According to the film, China opened itself to foreign adoptions in 1992; It’s been 18 years. And Wo Ai Ni, Mommy looks at the first 18 months of one adoption. Those months span from Sui Yong’s departure from China through her culture shock and conformity to America. We count down the 10 days in China to meet Fang Sui Yong and bring her to her new home, and then the days in America, which become weeks, and months. 18 months. This story is complex and intimate. It comes down to questions of “what is identity?,” “what makes a family?,” and many other often taboo ones about assimilation and “race.”
From the start, Faith slams into her first emotional cement wall: she’s really leaving, saying goodbye to her known world, to everything, and everyone she has know. She has a new name. She shows raw fear, discomfort, and bewilderment. There’s coaxing and gentle coercion that makes this ordeal, which everyone else is trying to celebrate, seem like a gentle kind of kidnapping. It’s an intense, lengthy, and wrought-up scene.

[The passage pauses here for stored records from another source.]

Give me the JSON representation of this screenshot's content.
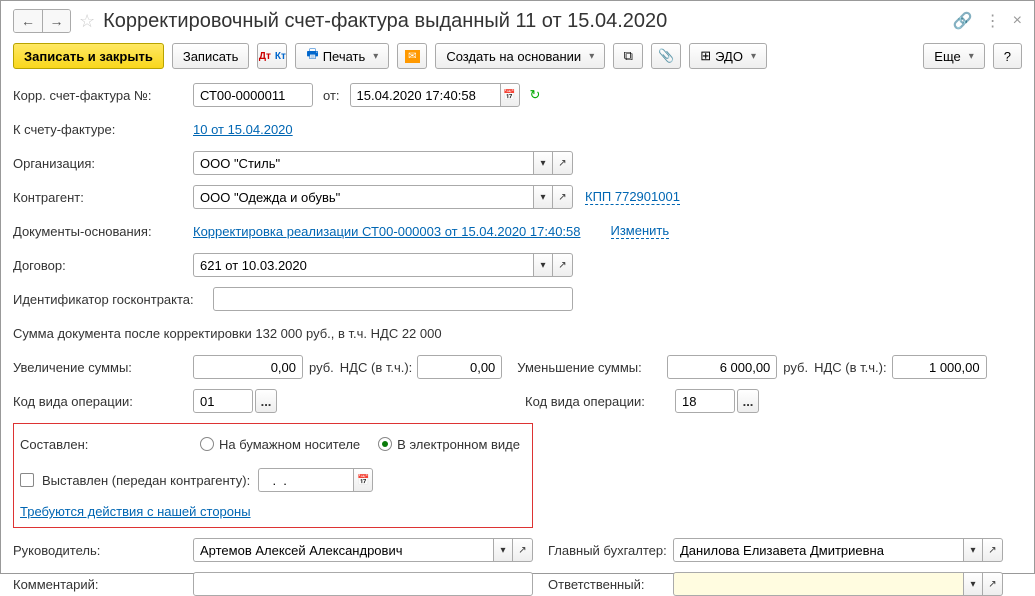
{
  "title": "Корректировочный счет-фактура выданный 11 от 15.04.2020",
  "toolbar": {
    "save_close": "Записать и закрыть",
    "save": "Записать",
    "print": "Печать",
    "create_based": "Создать на основании",
    "edo": "ЭДО",
    "more": "Еще",
    "help": "?"
  },
  "labels": {
    "corr_number": "Корр. счет-фактура №:",
    "from": "от:",
    "to_invoice": "К счету-фактуре:",
    "org": "Организация:",
    "counterparty": "Контрагент:",
    "basis_docs": "Документы-основания:",
    "contract": "Договор:",
    "gov_contract_id": "Идентификатор госконтракта:",
    "sum_after": "Сумма документа после корректировки 132 000 руб., в т.ч. НДС 22 000",
    "increase": "Увеличение суммы:",
    "decrease": "Уменьшение суммы:",
    "rub": "руб.",
    "vat_incl": "НДС (в т.ч.):",
    "op_code": "Код вида операции:",
    "composed": "Составлен:",
    "paper": "На бумажном носителе",
    "electronic": "В электронном виде",
    "issued": "Выставлен (передан контрагенту):",
    "action_required": "Требуются действия с нашей стороны",
    "manager": "Руководитель:",
    "chief_acc": "Главный бухгалтер:",
    "comment": "Комментарий:",
    "responsible": "Ответственный:",
    "change": "Изменить",
    "kpp": "КПП 772901001"
  },
  "values": {
    "number": "СТ00-0000011",
    "date": "15.04.2020 17:40:58",
    "to_invoice_link": "10 от 15.04.2020",
    "org": "ООО \"Стиль\"",
    "counterparty": "ООО \"Одежда и обувь\"",
    "basis_link": "Корректировка реализации СТ00-000003 от 15.04.2020 17:40:58",
    "contract": "621 от 10.03.2020",
    "gov_id": "",
    "increase_sum": "0,00",
    "increase_vat": "0,00",
    "decrease_sum": "6 000,00",
    "decrease_vat": "1 000,00",
    "op_code1": "01",
    "op_code2": "18",
    "issued_date": "  .  .    ",
    "manager": "Артемов Алексей Александрович",
    "chief_acc": "Данилова Елизавета Дмитриевна",
    "comment": "",
    "responsible": ""
  }
}
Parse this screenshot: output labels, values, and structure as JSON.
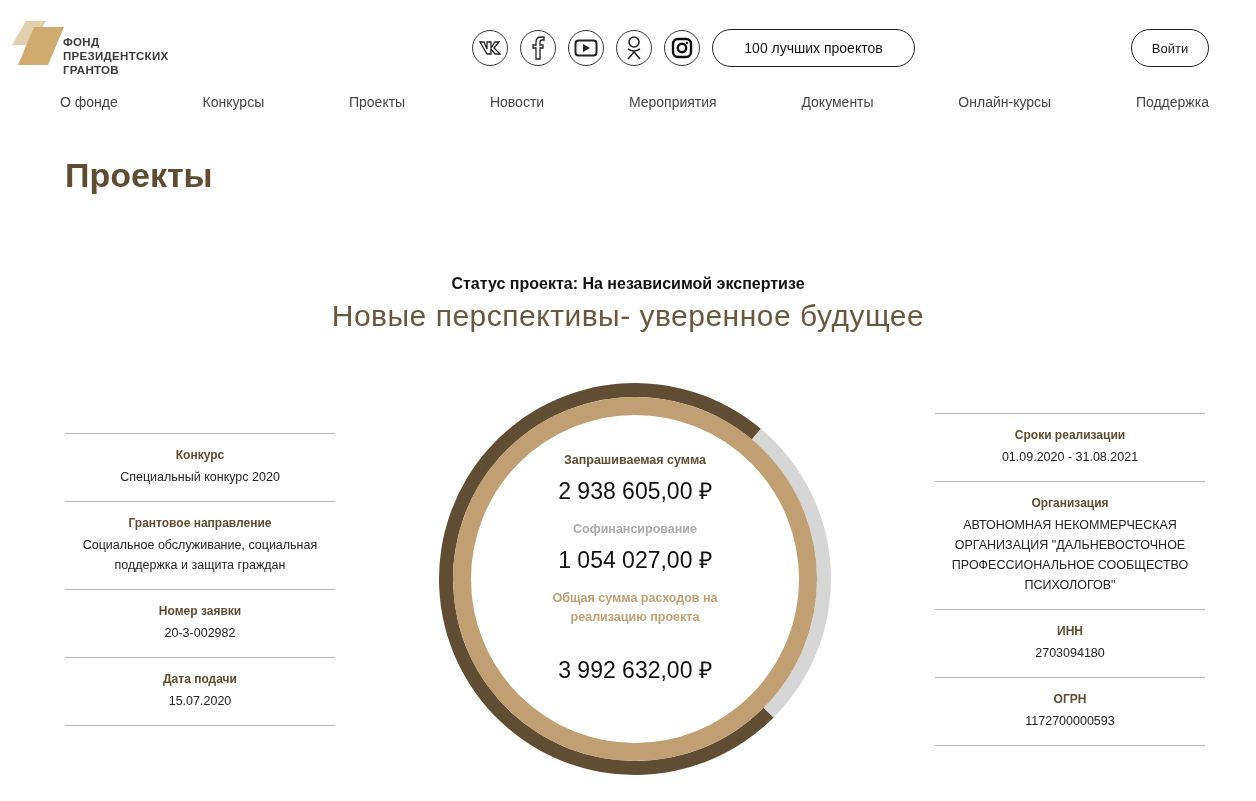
{
  "header": {
    "logo_lines": [
      "ФОНД",
      "ПРЕЗИДЕНТСКИХ",
      "ГРАНТОВ"
    ],
    "social": [
      {
        "kind": "vk"
      },
      {
        "kind": "facebook"
      },
      {
        "kind": "youtube"
      },
      {
        "kind": "ok"
      },
      {
        "kind": "instagram"
      }
    ],
    "best_button": "100 лучших проектов",
    "login_button": "Войти"
  },
  "nav": [
    "О фонде",
    "Конкурсы",
    "Проекты",
    "Новости",
    "Мероприятия",
    "Документы",
    "Онлайн-курсы",
    "Поддержка"
  ],
  "page_title": "Проекты",
  "status": "Статус проекта: На независимой экспертизе",
  "project_name": "Новые перспективы- уверенное будущее",
  "left_info": [
    {
      "label": "Конкурс",
      "value": "Специальный конкурс 2020"
    },
    {
      "label": "Грантовое направление",
      "value": "Социальное обслуживание, социальная поддержка и защита граждан"
    },
    {
      "label": "Номер заявки",
      "value": "20-3-002982"
    },
    {
      "label": "Дата подачи",
      "value": "15.07.2020"
    }
  ],
  "ring": {
    "chart_data": {
      "type": "donut",
      "values": [
        73.6,
        26.4
      ]
    },
    "amounts": [
      {
        "kind": "requested",
        "label": "Запрашиваемая сумма",
        "value": "2 938 605,00 ₽"
      },
      {
        "kind": "cofinancing",
        "label": "Софинансирование",
        "value": "1 054 027,00 ₽"
      },
      {
        "kind": "total",
        "label": "Общая сумма расходов на реализацию проекта",
        "value": "3 992 632,00 ₽"
      }
    ]
  },
  "right_info": [
    {
      "label": "Сроки реализации",
      "value": "01.09.2020 - 31.08.2021"
    },
    {
      "label": "Организация",
      "value": "АВТОНОМНАЯ НЕКОММЕРЧЕСКАЯ ОРГАНИЗАЦИЯ \"ДАЛЬНЕВОСТОЧНОЕ ПРОФЕССИОНАЛЬНОЕ СООБЩЕСТВО ПСИХОЛОГОВ\""
    },
    {
      "label": "ИНН",
      "value": "2703094180"
    },
    {
      "label": "ОГРН",
      "value": "1172700000593"
    }
  ]
}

Donna says that Faith’s full name will be Faith Sui Yong Sadowsky. She thinks it’s right, respecting her Chineseness – but that’s soon forgotten or just doesn’t come up. Maybe we don’t hear her full name because most scenes take place at home, and there isn’t a dramatic enough scene for either Donna or Jeff to blurt, “Faith Sui Yong Sadowsky!”
In the final act of her story, on video, Faith tells her dad that she feels more American than Chinese. After having striven to learn English and conform to America, her Chinese has faded. She no longer feels comfortable with it, especially among people who still use it. We sense that she has turned a page; she’s wary of her next American chapter. It’s implicit, but clear.
In-turn, her sense of twoness, her dual Chineseness and Americanness, has also changed. To some people, this often connotes a destructive portion of American culture. It often also helps someone who is, and still isn’t yet, accepted to feel connected to a mental and cultural anchor. William Edward Burghardt Du Bois’ “The Souls of Black Folks,” addressed this, a century ago:
“One ever feels his twoness, — an American, a Negro; two warring souls, two thoughts, two unreconciled strivings; two warring ideals in one dark body, whose dogged strength alone keeps it from being torn asunder.”
When you replace Negro with Chinese, within the concept of social duality, the experiences are companions. In Wo Ai Ni, Mommy Faith Sui Yong Sadowsky’s “dogged strength” has changed in important ways.
Controversies, rhetorical and emotional, about transracial adoption abound. Faith will live, be loved, nurtured, and probably succeed in life. That’s twice as much as many children get.
Wo Ai Ni, Mommy is one excellent telling of a transracial adoptee’s special experience.
If we were to rate this, 4 1/2 out of 5.